In Reply to: Wire posted by A. Caldwell on May 27, 2010 at 13:23:
: I searched for two phrases to find their origin but they weren't listed.
: "Down to the Wire" as in down to the last moment and "Wire to Wire" such as some leading a contest from start to finish.
: I think these came from horse racing when they used wires stretched across the start and finish line. Or something like that. Anybody know the real story?
[It's in the archive of this site, under "down to the wire": - http://www.phrases.org.uk/bulletin_board/21/messages/249.html - "It is generally attributed to the wire above the finishing line at a race course. The wire was to help judges decide close finishes. Decisions thus went down to the wire."
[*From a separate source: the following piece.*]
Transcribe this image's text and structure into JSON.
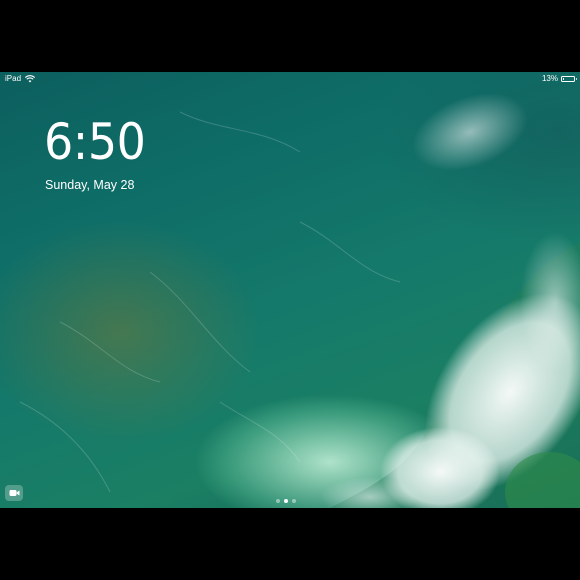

[(And further back in the archive this detail was added: "Horse racing. A wire is stretched above the finish line so that a camera above can take a picture at the moment the first horse crosses to settle the order of finish even in a close race ..." - B.]